HOW TO COMPLETE THIS TASK —
Each entry below is to be duplicated verbatim.

DATA EXTRACT —
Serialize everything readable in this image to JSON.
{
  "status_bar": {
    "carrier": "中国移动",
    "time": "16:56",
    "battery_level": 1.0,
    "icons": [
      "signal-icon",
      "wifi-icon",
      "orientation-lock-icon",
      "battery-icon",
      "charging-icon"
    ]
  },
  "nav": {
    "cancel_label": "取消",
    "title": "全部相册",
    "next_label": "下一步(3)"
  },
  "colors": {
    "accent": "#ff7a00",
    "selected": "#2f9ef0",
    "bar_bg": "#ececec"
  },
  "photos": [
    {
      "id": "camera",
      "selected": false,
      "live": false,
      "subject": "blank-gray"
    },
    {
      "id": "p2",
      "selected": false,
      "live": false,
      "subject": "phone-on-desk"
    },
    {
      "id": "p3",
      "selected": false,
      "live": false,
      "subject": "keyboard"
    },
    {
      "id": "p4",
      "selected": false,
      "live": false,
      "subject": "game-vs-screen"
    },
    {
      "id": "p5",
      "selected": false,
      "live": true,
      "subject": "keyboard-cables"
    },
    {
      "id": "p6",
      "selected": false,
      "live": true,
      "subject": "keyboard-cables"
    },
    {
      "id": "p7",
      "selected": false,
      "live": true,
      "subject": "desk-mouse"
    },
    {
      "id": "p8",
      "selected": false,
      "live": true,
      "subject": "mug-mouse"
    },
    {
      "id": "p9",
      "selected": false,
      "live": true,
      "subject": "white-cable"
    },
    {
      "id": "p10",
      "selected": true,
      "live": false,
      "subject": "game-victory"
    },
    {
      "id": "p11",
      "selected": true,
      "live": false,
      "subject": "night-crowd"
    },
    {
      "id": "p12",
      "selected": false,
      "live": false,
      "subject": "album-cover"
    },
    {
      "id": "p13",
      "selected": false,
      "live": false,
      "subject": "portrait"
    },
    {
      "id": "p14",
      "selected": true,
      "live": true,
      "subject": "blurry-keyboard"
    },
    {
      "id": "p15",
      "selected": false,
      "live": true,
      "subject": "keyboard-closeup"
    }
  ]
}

RESPONSE TO THE TASK —
Serialize everything readable in this image to JSON.
{
  "status_bar": {
    "carrier": "中国移动",
    "time": "16:56",
    "battery_level": 1.0,
    "icons": [
      "signal-icon",
      "wifi-icon",
      "orientation-lock-icon",
      "battery-icon",
      "charging-icon"
    ]
  },
  "nav": {
    "cancel_label": "取消",
    "title": "全部相册",
    "next_label": "下一步(3)"
  },
  "colors": {
    "accent": "#ff7a00",
    "selected": "#2f9ef0",
    "bar_bg": "#ececec"
  },
  "photos": [
    {
      "id": "camera",
      "selected": false,
      "live": false,
      "subject": "blank-gray"
    },
    {
      "id": "p2",
      "selected": false,
      "live": false,
      "subject": "phone-on-desk"
    },
    {
      "id": "p3",
      "selected": false,
      "live": false,
      "subject": "keyboard"
    },
    {
      "id": "p4",
      "selected": false,
      "live": false,
      "subject": "game-vs-screen"
    },
    {
      "id": "p5",
      "selected": false,
      "live": true,
      "subject": "keyboard-cables"
    },
    {
      "id": "p6",
      "selected": false,
      "live": true,
      "subject": "keyboard-cables"
    },
    {
      "id": "p7",
      "selected": false,
      "live": true,
      "subject": "desk-mouse"
    },
    {
      "id": "p8",
      "selected": false,
      "live": true,
      "subject": "mug-mouse"
    },
    {
      "id": "p9",
      "selected": false,
      "live": true,
      "subject": "white-cable"
    },
    {
      "id": "p10",
      "selected": true,
      "live": false,
      "subject": "game-victory"
    },
    {
      "id": "p11",
      "selected": true,
      "live": false,
      "subject": "night-crowd"
    },
    {
      "id": "p12",
      "selected": false,
      "live": false,
      "subject": "album-cover"
    },
    {
      "id": "p13",
      "selected": false,
      "live": false,
      "subject": "portrait"
    },
    {
      "id": "p14",
      "selected": true,
      "live": true,
      "subject": "blurry-keyboard"
    },
    {
      "id": "p15",
      "selected": false,
      "live": true,
      "subject": "keyboard-closeup"
    }
  ]
}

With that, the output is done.